Provides a simple in-memory POJO Multi Version Concurrency Control (MVCC) cache
This project contains a simple in-memory Multi-version concurrency control cache for use in Java projects.
In our words: Multi-version concurrency control (MVCC) is a standard technique for avoiding conflicts between reads and writes of the same object. POJO-MVCC guarantees that each transaction sees a consistent view of the object by reading non-current data for objects modified by concurrent transactions. MVCC is a fairly common technique in database transaction implementation and is becoming more common in caching implementations.
One of the benefits of a MVCC approach is that is more efficient than traditional locking implementations for sharing objects in certain situations. This library aims to provide an API that is similar to that of java.util.Map, but has MVCC features - without requiring the use of a database or the configuration of a fully-featured enterprise caching provider.
The emphasis for this project is on simple. That being said, it has the following features:
Completely in-Memory MVCC - so there is no need to start up a database, write to the file-system etc.
Completely Standalone - there is no clustering, replication, domains etc. to configure. Not implemented using a database or any third-party libraries.
Configurable - supports pluggable expiration of revisions, pluggable rules for resolving conflicts etc.
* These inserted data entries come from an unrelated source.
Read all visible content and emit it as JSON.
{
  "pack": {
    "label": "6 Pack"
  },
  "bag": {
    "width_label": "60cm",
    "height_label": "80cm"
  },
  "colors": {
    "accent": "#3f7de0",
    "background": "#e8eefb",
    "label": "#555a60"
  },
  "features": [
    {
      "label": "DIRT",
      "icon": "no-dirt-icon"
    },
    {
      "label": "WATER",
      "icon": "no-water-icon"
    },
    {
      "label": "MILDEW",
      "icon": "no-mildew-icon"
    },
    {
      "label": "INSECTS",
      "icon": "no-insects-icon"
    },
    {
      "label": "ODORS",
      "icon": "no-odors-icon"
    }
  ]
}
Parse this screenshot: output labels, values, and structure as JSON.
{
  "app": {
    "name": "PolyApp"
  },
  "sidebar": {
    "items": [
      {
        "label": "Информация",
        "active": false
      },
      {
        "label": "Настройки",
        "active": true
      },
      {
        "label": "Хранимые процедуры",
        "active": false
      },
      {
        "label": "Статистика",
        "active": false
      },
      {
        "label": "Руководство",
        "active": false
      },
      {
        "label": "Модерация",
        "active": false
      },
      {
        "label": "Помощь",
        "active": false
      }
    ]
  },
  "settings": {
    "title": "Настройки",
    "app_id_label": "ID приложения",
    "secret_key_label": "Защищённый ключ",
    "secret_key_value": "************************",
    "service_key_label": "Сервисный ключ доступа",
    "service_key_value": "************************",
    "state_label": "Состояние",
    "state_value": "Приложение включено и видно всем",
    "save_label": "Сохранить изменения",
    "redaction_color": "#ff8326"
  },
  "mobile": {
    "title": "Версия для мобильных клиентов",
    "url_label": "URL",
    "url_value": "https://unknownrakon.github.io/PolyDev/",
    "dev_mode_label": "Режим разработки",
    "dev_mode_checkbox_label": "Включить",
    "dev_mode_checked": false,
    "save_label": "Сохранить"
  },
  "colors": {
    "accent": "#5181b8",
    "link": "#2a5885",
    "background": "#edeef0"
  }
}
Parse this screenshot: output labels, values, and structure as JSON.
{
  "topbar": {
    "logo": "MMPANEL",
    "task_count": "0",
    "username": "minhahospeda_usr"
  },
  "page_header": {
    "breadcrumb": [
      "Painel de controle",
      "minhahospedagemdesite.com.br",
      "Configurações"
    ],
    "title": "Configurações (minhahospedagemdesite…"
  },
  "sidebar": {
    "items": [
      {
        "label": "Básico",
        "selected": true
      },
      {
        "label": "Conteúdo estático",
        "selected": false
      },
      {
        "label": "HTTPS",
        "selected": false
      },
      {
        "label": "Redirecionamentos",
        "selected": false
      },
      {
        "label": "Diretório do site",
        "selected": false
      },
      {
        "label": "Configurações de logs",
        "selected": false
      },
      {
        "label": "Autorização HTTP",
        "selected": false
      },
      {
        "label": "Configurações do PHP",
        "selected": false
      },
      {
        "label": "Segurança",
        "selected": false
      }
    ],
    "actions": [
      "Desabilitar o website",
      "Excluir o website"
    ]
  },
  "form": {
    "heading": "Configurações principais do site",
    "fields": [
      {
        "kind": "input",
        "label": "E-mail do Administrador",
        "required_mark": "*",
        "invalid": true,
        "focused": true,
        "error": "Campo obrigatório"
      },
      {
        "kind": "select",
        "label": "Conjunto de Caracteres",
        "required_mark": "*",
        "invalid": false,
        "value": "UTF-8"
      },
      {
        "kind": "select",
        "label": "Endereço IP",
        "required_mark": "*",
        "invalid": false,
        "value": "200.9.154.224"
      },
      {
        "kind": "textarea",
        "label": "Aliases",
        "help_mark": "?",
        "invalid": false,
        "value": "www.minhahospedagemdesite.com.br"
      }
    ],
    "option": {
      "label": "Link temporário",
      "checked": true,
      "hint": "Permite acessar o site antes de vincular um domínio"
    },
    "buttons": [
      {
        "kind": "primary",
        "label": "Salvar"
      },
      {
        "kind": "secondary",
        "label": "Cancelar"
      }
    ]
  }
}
Subversion-style API - operations are similar to subversion: refresh(), checkout(), commit(), revert(), export().
Easy to use - just create a RootElementStore instance and a CacheElementFactory and you're good to go.
Thread safe - allowing shared access of objects between threads. The RootElementStore is protected using read/write locks (java.util.concurrent.ReadWriteLock).
Allows the creation of a object cache, and modification, addition and removal through a separate cloned copy of the cache. When the changes are to be made that can be committed back to the master-cache.
Basically this library gives similar semantics to Subversion for POJO's.
See the Getting Started page to get started in four lines of code!
This library can be used for those times when you want to keep snapshots of an object's state at certain points in time. Such uses could be providing a primitive Software Transactional Memory implementation, providing some transaction support or use as a read-cache for a web-service.
In other projects we have been working on there has been a few cases where a "versioned java.util.Map could have come in real handy. Getting sick of always wishing for one, but not wanting to use a more "complete" solution (such as EHCache, JBoss Cache etc.) we sat down and implemented it.
Basically, you can use this library to create a sort of Software Transactional Memory for sharing objects between threads.
What it isn't
This is not an enterprise caching provider. It serves a very specific purpose - providing a MVCC'd java.util.Map for use in applications. We think that this library works quite well and exceeds any reasonable performance and memory expectations (see Performance).
How it works
This library works similar to subversion in it's internal implementation. The RootObjectCache maintains a RevisionObjectList for each revision. When a checkout() is performed the keys from the current RevisionObjectList are cloned into a RevisionObjectCache. When an object is retrieved from the RevisionObjectCache is performed (using the get() method) the original object from the RootObjectCache is cloned (using the CacheElementFactory clone() method). Additions and removals are also stored in separate lists.
When a commit() is performed all added objects are cloned (using the CacheElementFactory clone() method), removed objects are deleted from the RootObjectCache and all modified objects are refreshed (again using the CacheElementFactory clone()).
When a modified object is commit()ted back into the RootObjectCache the CacheElementFactory's merge() method is called, allowing you to specify how you want merge issues to be resolved. It is possible to provide whatever merging strategy you like using this method - most recent wins, no merging of stale data etc.
Only modified objects are kept in the RevisionObjectCache, minimising the amount of object cloning that must be performed. The RootObjectCache only stores "deltas" for object changes - again reducing the amount of memory used. The RootObjectCache also allows a CacheExpiryPolicy and a CacheExpiryHandler to be provided which will determine when older revisions should be removed from the cache, and what to do with expired objects (write them to disk etc.).